Synopsis When a Mexican crime boss (Kris Kristofferson) learns that his aide, Alfredo Garcia, has impregnated his daughter, he offers a million dollars for Garcia's head.

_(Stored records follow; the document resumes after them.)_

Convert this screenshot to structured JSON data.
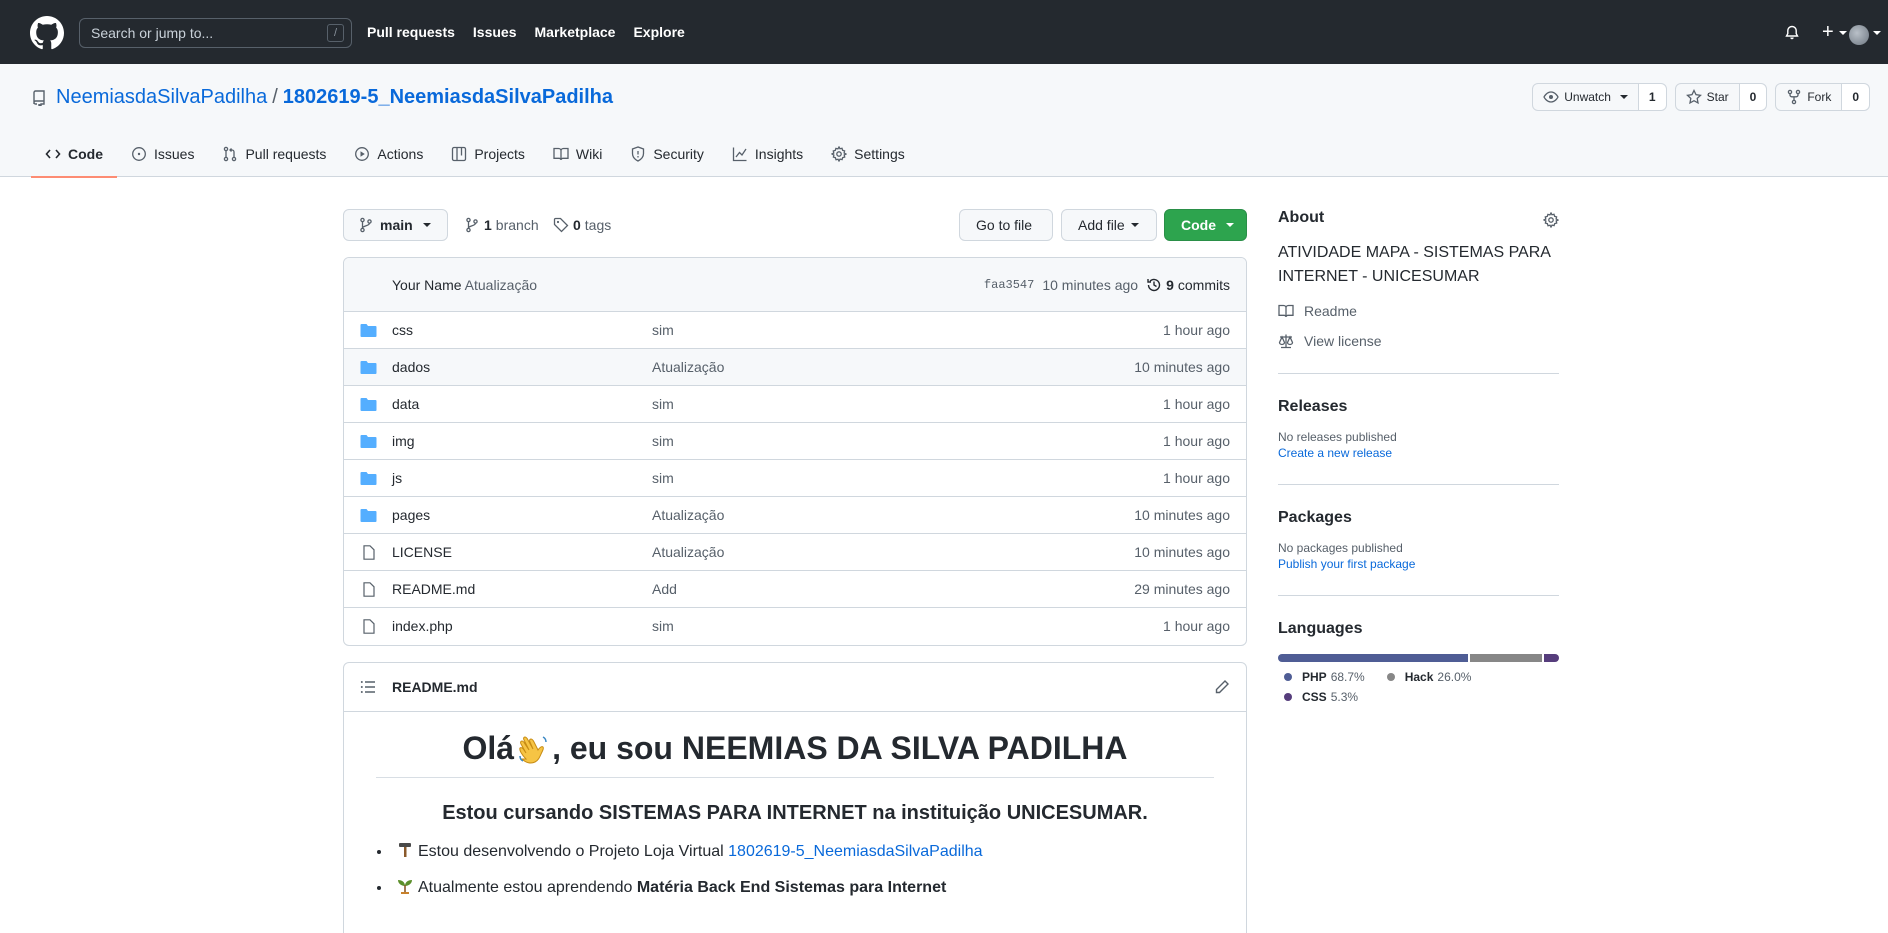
{
  "header": {
    "search_placeholder": "Search or jump to...",
    "search_shortcut": "/",
    "nav": [
      "Pull requests",
      "Issues",
      "Marketplace",
      "Explore"
    ],
    "plus_label": "+"
  },
  "repo": {
    "owner": "NeemiasdaSilvaPadilha",
    "separator": "/",
    "name": "1802619-5_NeemiasdaSilvaPadilha",
    "watch": {
      "label": "Unwatch",
      "count": "1"
    },
    "star": {
      "label": "Star",
      "count": "0"
    },
    "fork": {
      "label": "Fork",
      "count": "0"
    },
    "tabs": [
      {
        "label": "Code",
        "icon": "code-icon"
      },
      {
        "label": "Issues",
        "icon": "issue-opened-icon"
      },
      {
        "label": "Pull requests",
        "icon": "git-pull-request-icon"
      },
      {
        "label": "Actions",
        "icon": "play-icon"
      },
      {
        "label": "Projects",
        "icon": "table-icon"
      },
      {
        "label": "Wiki",
        "icon": "book-icon"
      },
      {
        "label": "Security",
        "icon": "shield-icon"
      },
      {
        "label": "Insights",
        "icon": "graph-icon"
      },
      {
        "label": "Settings",
        "icon": "gear-icon"
      }
    ]
  },
  "toolbar": {
    "branch": "main",
    "branches_count": "1",
    "branches_label": "branch",
    "tags_count": "0",
    "tags_label": "tags",
    "go_to_file": "Go to file",
    "add_file": "Add file",
    "code": "Code"
  },
  "commit": {
    "author": "Your Name",
    "message": "Atualização",
    "sha": "faa3547",
    "time": "10 minutes ago",
    "commits_count": "9",
    "commits_label": "commits"
  },
  "files": [
    {
      "type": "folder",
      "name": "css",
      "message": "sim",
      "age": "1 hour ago"
    },
    {
      "type": "folder",
      "name": "dados",
      "message": "Atualização",
      "age": "10 minutes ago"
    },
    {
      "type": "folder",
      "name": "data",
      "message": "sim",
      "age": "1 hour ago"
    },
    {
      "type": "folder",
      "name": "img",
      "message": "sim",
      "age": "1 hour ago"
    },
    {
      "type": "folder",
      "name": "js",
      "message": "sim",
      "age": "1 hour ago"
    },
    {
      "type": "folder",
      "name": "pages",
      "message": "Atualização",
      "age": "10 minutes ago"
    },
    {
      "type": "file",
      "name": "LICENSE",
      "message": "Atualização",
      "age": "10 minutes ago"
    },
    {
      "type": "file",
      "name": "README.md",
      "message": "Add",
      "age": "29 minutes ago"
    },
    {
      "type": "file",
      "name": "index.php",
      "message": "sim",
      "age": "1 hour ago"
    }
  ],
  "readme": {
    "title": "README.md",
    "h1_before": "Olá",
    "h1_after": ", eu sou NEEMIAS DA SILVA PADILHA",
    "h3": "Estou cursando SISTEMAS PARA INTERNET na instituição UNICESUMAR.",
    "item1_text": "Estou desenvolvendo o Projeto Loja Virtual",
    "item1_link": "1802619-5_NeemiasdaSilvaPadilha",
    "item2_text": "Atualmente estou aprendendo",
    "item2_bold": "Matéria Back End Sistemas para Internet"
  },
  "about": {
    "heading": "About",
    "description": "ATIVIDADE MAPA - SISTEMAS PARA INTERNET - UNICESUMAR",
    "readme_link": "Readme",
    "license_link": "View license"
  },
  "releases": {
    "heading": "Releases",
    "empty": "No releases published",
    "create": "Create a new release"
  },
  "packages": {
    "heading": "Packages",
    "empty": "No packages published",
    "publish": "Publish your first package"
  },
  "languages": {
    "heading": "Languages",
    "items": [
      {
        "name": "PHP",
        "percent": "68.7%",
        "value": 68.7,
        "color": "#4F5D95"
      },
      {
        "name": "Hack",
        "percent": "26.0%",
        "value": 26.0,
        "color": "#878787"
      },
      {
        "name": "CSS",
        "percent": "5.3%",
        "value": 5.3,
        "color": "#563d7c"
      }
    ]
  }
}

Eager to collect, a couple of bounty hunters (Helmut Dantine, Gig Young) track him to a Mexico City bar run by an American expatriate named Bennie (Warren Oates). Bennie denies knowing Garcia and attempts to bring in the head himself after learning from his girlfriend (Robert Webber) that Garcia has died in a car accident.
Sam Peckinpah
Martin Baum
Production Co
Optimus Films
Crime, Drama
Original Language
Release Date (Theaters)
Aug 14, 1974, Original
Release Date (DVD)
Mar 22, 2005
1h 52m